Brazil Wins the Raspberry Pi Overclocking Olympics

[Alex Rissato] proudly reports that he now holds the record for highest benchmark score on HWBOT (machine translation); something he sees not only as a personal achievement but admirably, of national pride. Overclocking a Raspberry Pi is not as simple as achieving the highest operational clock rate. A record constitutes just the right combination of CPU clock, memory clock, GPU clock and finally the CPU core voltage. If you’ve managed to produce that special sauce, the combination must be satisfactorily cooled and most importantly be stable enough to pass an actual performance benchmark.

More POWAAA to the CPU!

[Alex] realized that the main hurdle to achieving the desired CPU clock was the internally generated and hence restricted, CPU core voltage; This is externally LC filtered and routed back to the CPU on a stock Pi. [Alex] de-soldered the filter on the PCB and provided the CPU with an externally generated core voltage.
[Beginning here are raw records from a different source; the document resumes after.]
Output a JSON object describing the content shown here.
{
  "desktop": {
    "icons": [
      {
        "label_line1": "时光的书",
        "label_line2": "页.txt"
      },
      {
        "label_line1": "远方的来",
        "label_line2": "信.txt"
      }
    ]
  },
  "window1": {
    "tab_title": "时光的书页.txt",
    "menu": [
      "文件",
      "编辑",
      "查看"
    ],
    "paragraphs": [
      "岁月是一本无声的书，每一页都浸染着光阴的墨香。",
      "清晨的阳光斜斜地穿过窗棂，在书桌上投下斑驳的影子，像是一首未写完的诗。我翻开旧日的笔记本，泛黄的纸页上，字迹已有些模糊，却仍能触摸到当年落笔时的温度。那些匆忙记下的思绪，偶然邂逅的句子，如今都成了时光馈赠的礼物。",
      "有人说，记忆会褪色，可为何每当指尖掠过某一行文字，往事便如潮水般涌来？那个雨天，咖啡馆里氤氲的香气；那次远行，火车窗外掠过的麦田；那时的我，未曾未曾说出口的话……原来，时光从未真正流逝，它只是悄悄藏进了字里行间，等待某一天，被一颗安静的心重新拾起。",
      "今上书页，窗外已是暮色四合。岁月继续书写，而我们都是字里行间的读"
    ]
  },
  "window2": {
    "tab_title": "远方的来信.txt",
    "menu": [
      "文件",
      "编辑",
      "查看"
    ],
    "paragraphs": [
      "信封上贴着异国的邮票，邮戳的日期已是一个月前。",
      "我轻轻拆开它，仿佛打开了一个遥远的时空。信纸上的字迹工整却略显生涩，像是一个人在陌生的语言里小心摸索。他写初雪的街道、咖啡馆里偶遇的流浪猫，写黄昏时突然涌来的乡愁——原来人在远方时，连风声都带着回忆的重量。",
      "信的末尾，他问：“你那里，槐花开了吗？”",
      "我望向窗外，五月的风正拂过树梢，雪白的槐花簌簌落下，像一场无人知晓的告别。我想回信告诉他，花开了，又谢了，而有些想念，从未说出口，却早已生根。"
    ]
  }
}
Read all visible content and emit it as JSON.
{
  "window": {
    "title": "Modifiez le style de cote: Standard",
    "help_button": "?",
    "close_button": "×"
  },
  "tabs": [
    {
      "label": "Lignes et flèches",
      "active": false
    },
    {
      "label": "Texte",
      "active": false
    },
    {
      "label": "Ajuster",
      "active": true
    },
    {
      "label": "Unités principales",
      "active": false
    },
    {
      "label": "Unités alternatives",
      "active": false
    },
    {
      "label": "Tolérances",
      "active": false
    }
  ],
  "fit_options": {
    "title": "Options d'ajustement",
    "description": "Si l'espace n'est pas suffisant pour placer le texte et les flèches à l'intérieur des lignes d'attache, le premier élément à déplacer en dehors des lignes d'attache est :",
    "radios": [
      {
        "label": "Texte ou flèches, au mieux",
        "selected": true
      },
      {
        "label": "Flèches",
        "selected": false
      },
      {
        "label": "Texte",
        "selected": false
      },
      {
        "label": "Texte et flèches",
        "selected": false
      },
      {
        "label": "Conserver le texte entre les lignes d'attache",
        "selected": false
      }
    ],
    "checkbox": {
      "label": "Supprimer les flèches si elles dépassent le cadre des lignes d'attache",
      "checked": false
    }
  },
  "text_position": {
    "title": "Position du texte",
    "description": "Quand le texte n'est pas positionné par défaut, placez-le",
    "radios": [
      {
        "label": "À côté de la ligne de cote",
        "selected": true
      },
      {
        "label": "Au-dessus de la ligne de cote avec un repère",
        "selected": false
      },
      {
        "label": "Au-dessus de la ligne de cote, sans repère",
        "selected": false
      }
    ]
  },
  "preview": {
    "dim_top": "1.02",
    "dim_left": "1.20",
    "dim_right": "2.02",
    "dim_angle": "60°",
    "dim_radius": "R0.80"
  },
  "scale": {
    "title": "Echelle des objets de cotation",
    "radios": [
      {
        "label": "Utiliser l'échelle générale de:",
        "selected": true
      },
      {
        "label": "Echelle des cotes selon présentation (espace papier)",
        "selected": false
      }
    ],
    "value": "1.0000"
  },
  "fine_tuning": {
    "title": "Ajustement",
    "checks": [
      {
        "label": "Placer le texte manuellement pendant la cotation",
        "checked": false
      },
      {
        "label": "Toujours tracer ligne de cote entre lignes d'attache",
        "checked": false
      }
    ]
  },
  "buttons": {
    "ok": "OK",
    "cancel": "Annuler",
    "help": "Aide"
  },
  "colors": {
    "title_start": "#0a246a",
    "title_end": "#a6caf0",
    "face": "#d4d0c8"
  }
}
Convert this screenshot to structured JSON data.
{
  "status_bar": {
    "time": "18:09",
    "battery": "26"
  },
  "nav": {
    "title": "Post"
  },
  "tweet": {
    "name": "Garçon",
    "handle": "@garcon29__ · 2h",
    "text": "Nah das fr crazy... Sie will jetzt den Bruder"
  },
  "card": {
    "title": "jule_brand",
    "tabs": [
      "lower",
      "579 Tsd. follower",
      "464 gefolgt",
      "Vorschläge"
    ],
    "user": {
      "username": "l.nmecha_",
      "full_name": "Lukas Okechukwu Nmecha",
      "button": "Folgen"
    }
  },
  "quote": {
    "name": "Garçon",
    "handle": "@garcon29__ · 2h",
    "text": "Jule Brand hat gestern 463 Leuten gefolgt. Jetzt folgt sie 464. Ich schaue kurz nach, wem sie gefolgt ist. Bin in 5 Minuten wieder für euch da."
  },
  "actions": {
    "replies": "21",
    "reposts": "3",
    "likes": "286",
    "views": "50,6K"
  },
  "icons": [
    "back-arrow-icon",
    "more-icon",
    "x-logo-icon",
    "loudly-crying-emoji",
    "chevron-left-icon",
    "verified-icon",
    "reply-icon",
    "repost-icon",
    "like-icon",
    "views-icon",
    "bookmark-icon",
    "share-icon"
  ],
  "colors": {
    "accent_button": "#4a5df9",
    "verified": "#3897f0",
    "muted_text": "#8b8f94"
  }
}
Next, the cooling had to be tended to. Air cooling simply wouldn’t cut it, so a Peltier based heatsink interface had to be devised with the hot side immersed in a bucket of salt water. All of this translated to a comfy 16C at a clock speed of 1600 MHz.

Was all the effort justified? We certainly think it was! Despite falling short of the Pi zero CPU clock rate record, currently set at 1620MHz,  [Alex] earned the top spot in the HWBOT Prime overclocking benchmark. Brazil can now certainly add this to its trophy cabinet, arguably overshadowing the 129 Olympic medals.

Resurrecting a cellphone with blown USB circuitry

[Script] is pretty lucky. One of the engineers who designed his cellphone included over-voltage protection in the circuit. Of course you probably wouldn’t know about this if there wasn’t a service schematic available. But a bit of searching around let him resurrect the fried USB segment of his Nokia N900.

Now [Script] has been experimenting with portable solar power like the system featured at 25C3 a few years back. Unfortunately he made an error which routed 12V into the USB connector’s 5V rail. After this unfortunate mistake the phone would not longer connect via USB, or charge the battery. Luickly the N900 is a favorite with the hacker community (you can see all kinds of N900 related projects here at Hackaday) and [Script] found his way to their N900 Schematic page. Digging into page four he found part F5300 which is labeled 2.0A. He removed the PCB and shielding, and tested the part with a multimeter to confirm it was blown. A quick wire bridge got the phone charging again, but [Script] plans to position a new fuse as soon as he can source the part.

Who says these devices aren’t user serviceable? If we could just get our hands on more service schematics perhaps our gear would last longer.